## [What the exercise asks]
Find every line in the entries that holds the string "text" and report it.

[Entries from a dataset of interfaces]

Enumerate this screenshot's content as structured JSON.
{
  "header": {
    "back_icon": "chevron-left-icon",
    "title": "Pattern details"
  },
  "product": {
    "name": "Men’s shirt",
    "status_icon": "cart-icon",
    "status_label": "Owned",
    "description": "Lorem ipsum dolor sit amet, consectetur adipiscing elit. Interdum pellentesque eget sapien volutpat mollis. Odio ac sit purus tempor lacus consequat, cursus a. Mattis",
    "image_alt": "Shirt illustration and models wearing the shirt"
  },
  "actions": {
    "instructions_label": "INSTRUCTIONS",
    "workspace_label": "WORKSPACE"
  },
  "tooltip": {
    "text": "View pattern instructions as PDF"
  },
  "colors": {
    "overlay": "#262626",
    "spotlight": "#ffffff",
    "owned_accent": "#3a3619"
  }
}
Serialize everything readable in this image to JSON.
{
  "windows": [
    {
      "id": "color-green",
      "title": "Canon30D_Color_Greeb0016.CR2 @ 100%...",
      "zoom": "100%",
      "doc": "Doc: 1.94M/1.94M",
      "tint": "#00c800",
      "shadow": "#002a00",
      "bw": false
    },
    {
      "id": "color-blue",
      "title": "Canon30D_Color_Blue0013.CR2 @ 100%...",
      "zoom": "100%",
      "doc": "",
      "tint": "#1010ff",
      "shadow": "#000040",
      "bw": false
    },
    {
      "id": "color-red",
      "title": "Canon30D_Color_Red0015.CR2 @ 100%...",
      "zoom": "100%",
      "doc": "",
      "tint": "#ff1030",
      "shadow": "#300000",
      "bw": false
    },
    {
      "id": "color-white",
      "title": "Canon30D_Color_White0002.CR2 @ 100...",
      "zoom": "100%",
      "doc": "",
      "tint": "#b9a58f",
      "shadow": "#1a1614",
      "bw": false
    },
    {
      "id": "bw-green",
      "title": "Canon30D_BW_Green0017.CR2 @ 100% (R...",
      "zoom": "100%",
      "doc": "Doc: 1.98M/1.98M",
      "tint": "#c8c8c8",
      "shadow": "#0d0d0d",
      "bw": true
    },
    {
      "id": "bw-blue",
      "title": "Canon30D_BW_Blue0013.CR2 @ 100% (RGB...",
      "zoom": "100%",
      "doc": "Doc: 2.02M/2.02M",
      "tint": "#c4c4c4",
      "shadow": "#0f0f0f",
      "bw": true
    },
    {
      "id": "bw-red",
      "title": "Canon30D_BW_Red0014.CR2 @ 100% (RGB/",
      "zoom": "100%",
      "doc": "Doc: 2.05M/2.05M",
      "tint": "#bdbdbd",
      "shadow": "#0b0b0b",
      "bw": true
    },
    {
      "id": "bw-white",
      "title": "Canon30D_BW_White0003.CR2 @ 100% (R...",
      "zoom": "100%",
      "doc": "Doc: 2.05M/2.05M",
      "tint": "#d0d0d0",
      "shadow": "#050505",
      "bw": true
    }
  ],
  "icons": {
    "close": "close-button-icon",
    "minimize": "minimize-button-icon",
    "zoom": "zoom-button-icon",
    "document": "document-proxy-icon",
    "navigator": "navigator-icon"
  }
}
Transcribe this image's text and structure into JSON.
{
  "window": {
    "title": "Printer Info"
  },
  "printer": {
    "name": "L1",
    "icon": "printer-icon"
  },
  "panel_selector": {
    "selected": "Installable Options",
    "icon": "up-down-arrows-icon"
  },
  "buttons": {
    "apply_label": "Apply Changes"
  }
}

## [Answer to this task]
    "text": "View pattern instructions as PDF"
Transcribe this image's text and structure into JSON.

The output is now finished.